**Work order**. Nothing in the records should be changed in the copy, though the pictures must be left out.

Recorded data:
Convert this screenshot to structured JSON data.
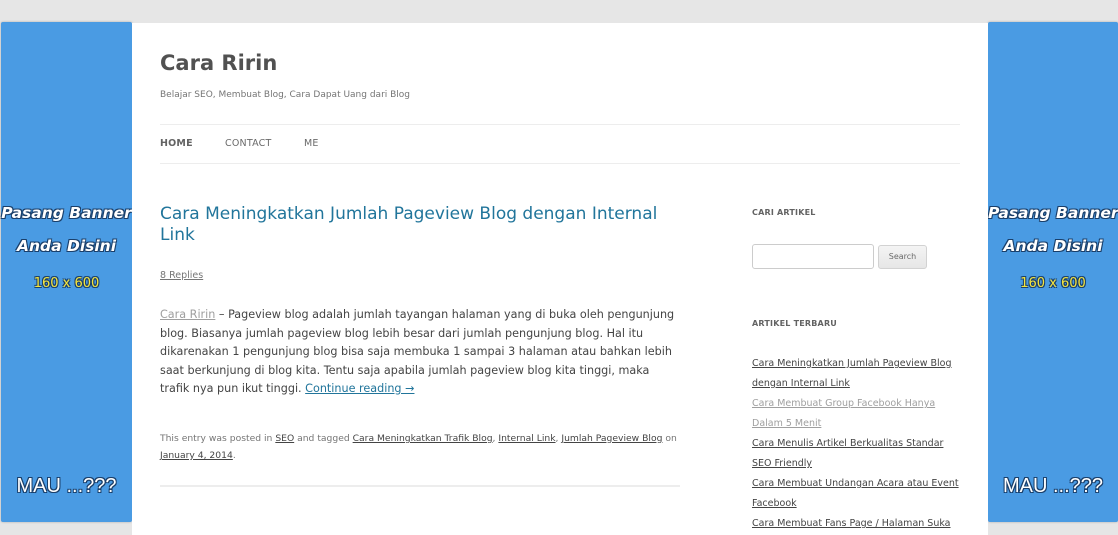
{
  "ad_left": {
    "line1": "Pasang Banner",
    "line2": "Anda Disini",
    "size": "160 x 600",
    "bottom": "MAU ...???"
  },
  "ad_right": {
    "line1": "Pasang Banner",
    "line2": "Anda Disini",
    "size": "160 x 600",
    "bottom": "MAU ...???"
  },
  "site": {
    "title": "Cara Ririn",
    "description": "Belajar SEO, Membuat Blog, Cara Dapat Uang dari Blog"
  },
  "nav": {
    "home": "HOME",
    "contact": "CONTACT",
    "me": "ME"
  },
  "post": {
    "title": "Cara Meningkatkan Jumlah Pageview Blog dengan Internal Link",
    "replies": "8 Replies",
    "author": "Cara Ririn",
    "body": " – Pageview blog adalah jumlah tayangan halaman yang di buka oleh pengunjung blog. Biasanya jumlah pageview blog lebih besar dari jumlah pengunjung blog. Hal itu dikarenakan 1 pengunjung blog bisa saja membuka 1 sampai 3 halaman atau bahkan lebih saat berkunjung di blog kita. Tentu saja apabila jumlah pageview blog kita tinggi, maka trafik nya pun ikut tinggi. ",
    "continue": "Continue reading →",
    "meta_prefix": "This entry was posted in ",
    "category": "SEO",
    "meta_tagged": " and tagged ",
    "tag1": "Cara Meningkatkan Trafik Blog",
    "sep1": ", ",
    "tag2": "Internal Link",
    "sep2": ", ",
    "tag3": "Jumlah Pageview Blog",
    "meta_on": " on ",
    "date": "January 4, 2014",
    "meta_end": "."
  },
  "sidebar": {
    "search_title": "CARI ARTIKEL",
    "search_value": "",
    "search_button": "Search",
    "recent_title": "ARTIKEL TERBARU",
    "recent": [
      "Cara Meningkatkan Jumlah Pageview Blog dengan Internal Link",
      "Cara Membuat Group Facebook Hanya Dalam 5 Menit",
      "Cara Menulis Artikel Berkualitas Standar SEO Friendly",
      "Cara Membuat Undangan Acara atau Event Facebook",
      "Cara Membuat Fans Page / Halaman Suka"
    ]
  },
  "colors": {
    "ad_blue": "#4a9be3",
    "link": "#21759b",
    "ad_yellow": "#f6e53c"
  }
}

**Answer to this exercise**.
Convert this screenshot to structured JSON data.
{
  "ad_left": {
    "line1": "Pasang Banner",
    "line2": "Anda Disini",
    "size": "160 x 600",
    "bottom": "MAU ...???"
  },
  "ad_right": {
    "line1": "Pasang Banner",
    "line2": "Anda Disini",
    "size": "160 x 600",
    "bottom": "MAU ...???"
  },
  "site": {
    "title": "Cara Ririn",
    "description": "Belajar SEO, Membuat Blog, Cara Dapat Uang dari Blog"
  },
  "nav": {
    "home": "HOME",
    "contact": "CONTACT",
    "me": "ME"
  },
  "post": {
    "title": "Cara Meningkatkan Jumlah Pageview Blog dengan Internal Link",
    "replies": "8 Replies",
    "author": "Cara Ririn",
    "body": " – Pageview blog adalah jumlah tayangan halaman yang di buka oleh pengunjung blog. Biasanya jumlah pageview blog lebih besar dari jumlah pengunjung blog. Hal itu dikarenakan 1 pengunjung blog bisa saja membuka 1 sampai 3 halaman atau bahkan lebih saat berkunjung di blog kita. Tentu saja apabila jumlah pageview blog kita tinggi, maka trafik nya pun ikut tinggi. ",
    "continue": "Continue reading →",
    "meta_prefix": "This entry was posted in ",
    "category": "SEO",
    "meta_tagged": " and tagged ",
    "tag1": "Cara Meningkatkan Trafik Blog",
    "sep1": ", ",
    "tag2": "Internal Link",
    "sep2": ", ",
    "tag3": "Jumlah Pageview Blog",
    "meta_on": " on ",
    "date": "January 4, 2014",
    "meta_end": "."
  },
  "sidebar": {
    "search_title": "CARI ARTIKEL",
    "search_value": "",
    "search_button": "Search",
    "recent_title": "ARTIKEL TERBARU",
    "recent": [
      "Cara Meningkatkan Jumlah Pageview Blog dengan Internal Link",
      "Cara Membuat Group Facebook Hanya Dalam 5 Menit",
      "Cara Menulis Artikel Berkualitas Standar SEO Friendly",
      "Cara Membuat Undangan Acara atau Event Facebook",
      "Cara Membuat Fans Page / Halaman Suka"
    ]
  },
  "colors": {
    "ad_blue": "#4a9be3",
    "link": "#21759b",
    "ad_yellow": "#f6e53c"
  }
}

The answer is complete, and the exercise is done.